The faith does employ lobbyists, however, to advance its views in the corridors of power, including on Utah’s Capitol Hill.
Many of the handbook changes echo what Dallin H. Oaks, first counselor in the governing First Presidency, said in a speech at the faith’s April General Conference.
“We should never assert that a faithful Latter-day Saint cannot belong to a particular party or vote for a particular candidate,” Oaks, a former Utah Supreme Court justice, said. “...There are many political issues, and no party, platform or individual candidate can satisfy all personal preferences.”
The handbook also added a new entry on refugees. Section 38.8.35 says that Latter-day Saints, “as part of their responsibility to care for those in need . . . offer their time, talents, and friendship to welcome refugees as members of their communities.”
The church long has supported refugees, including a relief project organized in 2016 called “I Was a Stranger.”
The handbook entry directs readers to ChurchofJesusChrist.org/refugees. A separate section titled “Immigration” encourages showing the same welcoming attitude to immigrants.
The handbook’s other latest changes cover internal church policies on leadership, structure, ward councils and activities committees.
In February 2020, the church introduced its new “General Handbook: Serving in The Church of Jesus Christ of Latter-day Saints” — available online for all to read. It spells out the faith’s mission and goals as well as its policies, practices and procedures.
Updates and revisions followed. They included language changes used to describe church actions to help members repent of “serious sins.” Excommunication and disfellowshipment were out, replaced by “withdrawal of church membership” and “formal membership restrictions.”
In December, the church unveiled new wording about social issues from sexual abuse to conversion therapy, cremation to stillborn babies, counseling to HIV infection.

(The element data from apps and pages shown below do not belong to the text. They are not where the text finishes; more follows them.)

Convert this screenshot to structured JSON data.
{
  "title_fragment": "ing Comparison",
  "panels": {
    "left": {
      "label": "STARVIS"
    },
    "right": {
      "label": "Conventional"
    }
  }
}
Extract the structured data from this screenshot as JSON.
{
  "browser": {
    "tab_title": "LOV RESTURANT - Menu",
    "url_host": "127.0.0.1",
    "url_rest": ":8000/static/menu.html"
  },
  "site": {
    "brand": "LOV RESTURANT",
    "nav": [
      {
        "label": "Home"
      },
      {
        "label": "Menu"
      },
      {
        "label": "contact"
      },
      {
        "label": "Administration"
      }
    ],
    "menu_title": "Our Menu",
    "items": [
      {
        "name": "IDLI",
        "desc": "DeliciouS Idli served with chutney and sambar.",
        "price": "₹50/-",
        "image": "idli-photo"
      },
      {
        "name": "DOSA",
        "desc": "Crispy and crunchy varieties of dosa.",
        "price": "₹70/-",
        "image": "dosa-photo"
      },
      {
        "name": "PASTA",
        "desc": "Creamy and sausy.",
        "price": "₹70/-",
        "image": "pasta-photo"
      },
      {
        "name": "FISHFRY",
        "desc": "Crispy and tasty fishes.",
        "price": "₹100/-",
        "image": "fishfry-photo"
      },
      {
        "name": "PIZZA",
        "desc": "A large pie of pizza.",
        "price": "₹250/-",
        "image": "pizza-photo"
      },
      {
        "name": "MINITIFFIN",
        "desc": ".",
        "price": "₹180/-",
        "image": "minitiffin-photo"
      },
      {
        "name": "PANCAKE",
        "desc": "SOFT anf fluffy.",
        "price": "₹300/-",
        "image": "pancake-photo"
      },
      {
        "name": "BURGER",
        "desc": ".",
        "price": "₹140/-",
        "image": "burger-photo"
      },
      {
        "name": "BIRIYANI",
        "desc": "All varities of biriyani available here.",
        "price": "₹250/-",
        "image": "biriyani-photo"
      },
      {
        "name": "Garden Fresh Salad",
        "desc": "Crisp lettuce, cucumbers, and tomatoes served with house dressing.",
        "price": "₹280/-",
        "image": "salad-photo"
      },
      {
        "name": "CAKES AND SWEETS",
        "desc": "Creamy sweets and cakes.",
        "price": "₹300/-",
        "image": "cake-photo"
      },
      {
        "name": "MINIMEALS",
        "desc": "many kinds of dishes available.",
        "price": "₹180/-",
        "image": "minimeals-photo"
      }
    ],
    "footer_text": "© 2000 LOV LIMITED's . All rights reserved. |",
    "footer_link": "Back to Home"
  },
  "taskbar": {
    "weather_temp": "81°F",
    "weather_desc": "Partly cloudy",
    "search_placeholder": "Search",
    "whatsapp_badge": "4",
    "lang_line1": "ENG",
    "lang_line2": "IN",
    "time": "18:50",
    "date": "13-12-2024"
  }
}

An April update included warnings about survivalism and affinity fraud.
The entire handbook is expected to be updated in English, according to a news release, “by the end of the year.”